→ **Exercise objective**: Entries must be copied exactly, with nothing left out.

→ **Element data from apps and pages**:
....
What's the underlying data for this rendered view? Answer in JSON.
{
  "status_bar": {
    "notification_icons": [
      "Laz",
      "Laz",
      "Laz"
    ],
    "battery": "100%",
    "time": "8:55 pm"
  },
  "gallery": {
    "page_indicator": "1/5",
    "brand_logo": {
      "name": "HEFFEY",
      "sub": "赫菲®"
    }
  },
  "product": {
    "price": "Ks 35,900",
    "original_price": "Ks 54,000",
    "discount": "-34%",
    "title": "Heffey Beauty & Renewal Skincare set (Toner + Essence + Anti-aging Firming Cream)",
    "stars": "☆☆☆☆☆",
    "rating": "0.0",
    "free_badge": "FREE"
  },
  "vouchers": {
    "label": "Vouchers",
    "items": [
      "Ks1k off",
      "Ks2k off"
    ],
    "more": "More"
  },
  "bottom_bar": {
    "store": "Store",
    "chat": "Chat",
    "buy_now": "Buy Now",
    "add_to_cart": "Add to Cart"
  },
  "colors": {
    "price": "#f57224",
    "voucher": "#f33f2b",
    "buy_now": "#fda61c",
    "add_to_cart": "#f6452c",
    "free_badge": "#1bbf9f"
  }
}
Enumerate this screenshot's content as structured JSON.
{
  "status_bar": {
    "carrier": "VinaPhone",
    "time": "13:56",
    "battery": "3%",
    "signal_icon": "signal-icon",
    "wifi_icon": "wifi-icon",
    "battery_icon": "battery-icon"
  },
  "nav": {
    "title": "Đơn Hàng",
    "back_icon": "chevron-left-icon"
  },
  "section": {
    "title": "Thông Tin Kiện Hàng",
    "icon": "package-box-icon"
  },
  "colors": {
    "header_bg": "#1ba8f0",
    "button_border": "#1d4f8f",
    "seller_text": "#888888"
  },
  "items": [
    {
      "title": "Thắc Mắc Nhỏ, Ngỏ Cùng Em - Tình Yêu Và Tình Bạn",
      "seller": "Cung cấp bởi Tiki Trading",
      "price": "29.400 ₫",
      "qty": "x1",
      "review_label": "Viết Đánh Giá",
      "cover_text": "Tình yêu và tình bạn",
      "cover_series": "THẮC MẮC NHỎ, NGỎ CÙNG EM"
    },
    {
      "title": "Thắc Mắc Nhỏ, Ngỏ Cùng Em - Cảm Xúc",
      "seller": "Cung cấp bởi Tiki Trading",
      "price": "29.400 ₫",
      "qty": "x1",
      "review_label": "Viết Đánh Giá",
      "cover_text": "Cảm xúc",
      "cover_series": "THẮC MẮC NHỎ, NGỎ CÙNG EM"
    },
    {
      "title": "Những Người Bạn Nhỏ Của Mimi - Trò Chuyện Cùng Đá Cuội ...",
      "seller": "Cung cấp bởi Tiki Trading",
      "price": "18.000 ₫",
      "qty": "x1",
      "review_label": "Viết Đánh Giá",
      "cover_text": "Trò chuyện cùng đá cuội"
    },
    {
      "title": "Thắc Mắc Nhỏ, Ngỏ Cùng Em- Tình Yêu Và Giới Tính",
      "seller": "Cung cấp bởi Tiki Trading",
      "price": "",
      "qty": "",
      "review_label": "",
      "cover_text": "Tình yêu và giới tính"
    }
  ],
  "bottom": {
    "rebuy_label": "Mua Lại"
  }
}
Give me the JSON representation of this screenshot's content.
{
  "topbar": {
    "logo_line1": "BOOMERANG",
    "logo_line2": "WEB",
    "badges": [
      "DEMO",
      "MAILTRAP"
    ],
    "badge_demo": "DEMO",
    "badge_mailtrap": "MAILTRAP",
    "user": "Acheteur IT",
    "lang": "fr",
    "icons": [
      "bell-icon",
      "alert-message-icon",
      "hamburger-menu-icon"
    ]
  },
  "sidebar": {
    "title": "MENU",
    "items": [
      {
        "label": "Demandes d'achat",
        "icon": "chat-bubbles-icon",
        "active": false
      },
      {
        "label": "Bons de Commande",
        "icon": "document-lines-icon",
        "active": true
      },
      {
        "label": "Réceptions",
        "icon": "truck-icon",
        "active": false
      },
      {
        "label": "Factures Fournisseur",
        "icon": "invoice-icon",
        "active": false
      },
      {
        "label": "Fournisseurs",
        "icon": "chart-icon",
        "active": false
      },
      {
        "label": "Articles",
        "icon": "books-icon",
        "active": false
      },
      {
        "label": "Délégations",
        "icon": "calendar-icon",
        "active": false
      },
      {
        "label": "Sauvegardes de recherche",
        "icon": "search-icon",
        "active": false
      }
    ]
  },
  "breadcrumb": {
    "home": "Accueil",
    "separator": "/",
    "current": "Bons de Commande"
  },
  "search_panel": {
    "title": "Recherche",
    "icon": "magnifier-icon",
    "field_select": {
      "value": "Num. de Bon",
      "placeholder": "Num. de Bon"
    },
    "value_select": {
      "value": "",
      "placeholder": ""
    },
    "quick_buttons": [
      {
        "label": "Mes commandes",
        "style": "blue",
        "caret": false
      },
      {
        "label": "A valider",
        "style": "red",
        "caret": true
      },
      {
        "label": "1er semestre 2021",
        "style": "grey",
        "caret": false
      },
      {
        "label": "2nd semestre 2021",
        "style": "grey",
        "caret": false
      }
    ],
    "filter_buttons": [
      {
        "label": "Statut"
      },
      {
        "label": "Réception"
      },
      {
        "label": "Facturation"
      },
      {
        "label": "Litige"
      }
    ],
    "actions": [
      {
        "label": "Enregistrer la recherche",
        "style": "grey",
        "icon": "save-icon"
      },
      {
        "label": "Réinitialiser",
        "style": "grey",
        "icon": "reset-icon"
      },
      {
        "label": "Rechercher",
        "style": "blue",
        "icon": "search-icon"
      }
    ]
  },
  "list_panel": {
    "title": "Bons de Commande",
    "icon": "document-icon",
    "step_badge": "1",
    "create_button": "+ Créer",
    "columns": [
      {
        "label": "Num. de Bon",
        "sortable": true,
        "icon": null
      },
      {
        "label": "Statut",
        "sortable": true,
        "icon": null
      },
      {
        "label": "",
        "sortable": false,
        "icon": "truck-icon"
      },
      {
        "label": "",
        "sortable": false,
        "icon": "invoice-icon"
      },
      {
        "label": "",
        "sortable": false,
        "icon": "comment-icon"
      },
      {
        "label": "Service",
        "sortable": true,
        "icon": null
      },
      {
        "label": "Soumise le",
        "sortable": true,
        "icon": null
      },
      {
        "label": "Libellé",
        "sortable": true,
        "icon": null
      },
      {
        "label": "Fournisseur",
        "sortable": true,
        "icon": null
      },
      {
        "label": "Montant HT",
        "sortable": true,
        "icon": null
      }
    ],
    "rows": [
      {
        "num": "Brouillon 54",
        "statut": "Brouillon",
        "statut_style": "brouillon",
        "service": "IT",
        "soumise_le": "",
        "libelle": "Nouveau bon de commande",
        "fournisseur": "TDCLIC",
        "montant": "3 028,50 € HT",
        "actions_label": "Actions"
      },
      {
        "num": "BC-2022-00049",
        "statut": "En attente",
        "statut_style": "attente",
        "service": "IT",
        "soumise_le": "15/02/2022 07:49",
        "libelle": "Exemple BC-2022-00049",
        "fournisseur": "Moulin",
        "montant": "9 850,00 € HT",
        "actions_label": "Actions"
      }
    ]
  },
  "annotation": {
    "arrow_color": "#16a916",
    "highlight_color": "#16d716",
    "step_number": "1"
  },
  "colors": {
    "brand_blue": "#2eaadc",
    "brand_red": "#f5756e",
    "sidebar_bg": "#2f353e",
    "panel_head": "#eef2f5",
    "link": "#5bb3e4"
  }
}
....
→ **Result below**:
What's the underlying data for this rendered view? Answer in JSON.
{
  "status_bar": {
    "notification_icons": [
      "Laz",
      "Laz",
      "Laz"
    ],
    "battery": "100%",
    "time": "8:55 pm"
  },
  "gallery": {
    "page_indicator": "1/5",
    "brand_logo": {
      "name": "HEFFEY",
      "sub": "赫菲®"
    }
  },
  "product": {
    "price": "Ks 35,900",
    "original_price": "Ks 54,000",
    "discount": "-34%",
    "title": "Heffey Beauty & Renewal Skincare set (Toner + Essence + Anti-aging Firming Cream)",
    "stars": "☆☆☆☆☆",
    "rating": "0.0",
    "free_badge": "FREE"
  },
  "vouchers": {
    "label": "Vouchers",
    "items": [
      "Ks1k off",
      "Ks2k off"
    ],
    "more": "More"
  },
  "bottom_bar": {
    "store": "Store",
    "chat": "Chat",
    "buy_now": "Buy Now",
    "add_to_cart": "Add to Cart"
  },
  "colors": {
    "price": "#f57224",
    "voucher": "#f33f2b",
    "buy_now": "#fda61c",
    "add_to_cart": "#f6452c",
    "free_badge": "#1bbf9f"
  }
}
Enumerate this screenshot's content as structured JSON.
{
  "status_bar": {
    "carrier": "VinaPhone",
    "time": "13:56",
    "battery": "3%",
    "signal_icon": "signal-icon",
    "wifi_icon": "wifi-icon",
    "battery_icon": "battery-icon"
  },
  "nav": {
    "title": "Đơn Hàng",
    "back_icon": "chevron-left-icon"
  },
  "section": {
    "title": "Thông Tin Kiện Hàng",
    "icon": "package-box-icon"
  },
  "colors": {
    "header_bg": "#1ba8f0",
    "button_border": "#1d4f8f",
    "seller_text": "#888888"
  },
  "items": [
    {
      "title": "Thắc Mắc Nhỏ, Ngỏ Cùng Em - Tình Yêu Và Tình Bạn",
      "seller": "Cung cấp bởi Tiki Trading",
      "price": "29.400 ₫",
      "qty": "x1",
      "review_label": "Viết Đánh Giá",
      "cover_text": "Tình yêu và tình bạn",
      "cover_series": "THẮC MẮC NHỎ, NGỎ CÙNG EM"
    },
    {
      "title": "Thắc Mắc Nhỏ, Ngỏ Cùng Em - Cảm Xúc",
      "seller": "Cung cấp bởi Tiki Trading",
      "price": "29.400 ₫",
      "qty": "x1",
      "review_label": "Viết Đánh Giá",
      "cover_text": "Cảm xúc",
      "cover_series": "THẮC MẮC NHỎ, NGỎ CÙNG EM"
    },
    {
      "title": "Những Người Bạn Nhỏ Của Mimi - Trò Chuyện Cùng Đá Cuội ...",
      "seller": "Cung cấp bởi Tiki Trading",
      "price": "18.000 ₫",
      "qty": "x1",
      "review_label": "Viết Đánh Giá",
      "cover_text": "Trò chuyện cùng đá cuội"
    },
    {
      "title": "Thắc Mắc Nhỏ, Ngỏ Cùng Em- Tình Yêu Và Giới Tính",
      "seller": "Cung cấp bởi Tiki Trading",
      "price": "",
      "qty": "",
      "review_label": "",
      "cover_text": "Tình yêu và giới tính"
    }
  ],
  "bottom": {
    "rebuy_label": "Mua Lại"
  }
}
Give me the JSON representation of this screenshot's content.
{
  "topbar": {
    "logo_line1": "BOOMERANG",
    "logo_line2": "WEB",
    "badges": [
      "DEMO",
      "MAILTRAP"
    ],
    "badge_demo": "DEMO",
    "badge_mailtrap": "MAILTRAP",
    "user": "Acheteur IT",
    "lang": "fr",
    "icons": [
      "bell-icon",
      "alert-message-icon",
      "hamburger-menu-icon"
    ]
  },
  "sidebar": {
    "title": "MENU",
    "items": [
      {
        "label": "Demandes d'achat",
        "icon": "chat-bubbles-icon",
        "active": false
      },
      {
        "label": "Bons de Commande",
        "icon": "document-lines-icon",
        "active": true
      },
      {
        "label": "Réceptions",
        "icon": "truck-icon",
        "active": false
      },
      {
        "label": "Factures Fournisseur",
        "icon": "invoice-icon",
        "active": false
      },
      {
        "label": "Fournisseurs",
        "icon": "chart-icon",
        "active": false
      },
      {
        "label": "Articles",
        "icon": "books-icon",
        "active": false
      },
      {
        "label": "Délégations",
        "icon": "calendar-icon",
        "active": false
      },
      {
        "label": "Sauvegardes de recherche",
        "icon": "search-icon",
        "active": false
      }
    ]
  },
  "breadcrumb": {
    "home": "Accueil",
    "separator": "/",
    "current": "Bons de Commande"
  },
  "search_panel": {
    "title": "Recherche",
    "icon": "magnifier-icon",
    "field_select": {
      "value": "Num. de Bon",
      "placeholder": "Num. de Bon"
    },
    "value_select": {
      "value": "",
      "placeholder": ""
    },
    "quick_buttons": [
      {
        "label": "Mes commandes",
        "style": "blue",
        "caret": false
      },
      {
        "label": "A valider",
        "style": "red",
        "caret": true
      },
      {
        "label": "1er semestre 2021",
        "style": "grey",
        "caret": false
      },
      {
        "label": "2nd semestre 2021",
        "style": "grey",
        "caret": false
      }
    ],
    "filter_buttons": [
      {
        "label": "Statut"
      },
      {
        "label": "Réception"
      },
      {
        "label": "Facturation"
      },
      {
        "label": "Litige"
      }
    ],
    "actions": [
      {
        "label": "Enregistrer la recherche",
        "style": "grey",
        "icon": "save-icon"
      },
      {
        "label": "Réinitialiser",
        "style": "grey",
        "icon": "reset-icon"
      },
      {
        "label": "Rechercher",
        "style": "blue",
        "icon": "search-icon"
      }
    ]
  },
  "list_panel": {
    "title": "Bons de Commande",
    "icon": "document-icon",
    "step_badge": "1",
    "create_button": "+ Créer",
    "columns": [
      {
        "label": "Num. de Bon",
        "sortable": true,
        "icon": null
      },
      {
        "label": "Statut",
        "sortable": true,
        "icon": null
      },
      {
        "label": "",
        "sortable": false,
        "icon": "truck-icon"
      },
      {
        "label": "",
        "sortable": false,
        "icon": "invoice-icon"
      },
      {
        "label": "",
        "sortable": false,
        "icon": "comment-icon"
      },
      {
        "label": "Service",
        "sortable": true,
        "icon": null
      },
      {
        "label": "Soumise le",
        "sortable": true,
        "icon": null
      },
      {
        "label": "Libellé",
        "sortable": true,
        "icon": null
      },
      {
        "label": "Fournisseur",
        "sortable": true,
        "icon": null
      },
      {
        "label": "Montant HT",
        "sortable": true,
        "icon": null
      }
    ],
    "rows": [
      {
        "num": "Brouillon 54",
        "statut": "Brouillon",
        "statut_style": "brouillon",
        "service": "IT",
        "soumise_le": "",
        "libelle": "Nouveau bon de commande",
        "fournisseur": "TDCLIC",
        "montant": "3 028,50 € HT",
        "actions_label": "Actions"
      },
      {
        "num": "BC-2022-00049",
        "statut": "En attente",
        "statut_style": "attente",
        "service": "IT",
        "soumise_le": "15/02/2022 07:49",
        "libelle": "Exemple BC-2022-00049",
        "fournisseur": "Moulin",
        "montant": "9 850,00 € HT",
        "actions_label": "Actions"
      }
    ]
  },
  "annotation": {
    "arrow_color": "#16a916",
    "highlight_color": "#16d716",
    "step_number": "1"
  },
  "colors": {
    "brand_blue": "#2eaadc",
    "brand_red": "#f5756e",
    "sidebar_bg": "#2f353e",
    "panel_head": "#eef2f5",
    "link": "#5bb3e4"
  }
}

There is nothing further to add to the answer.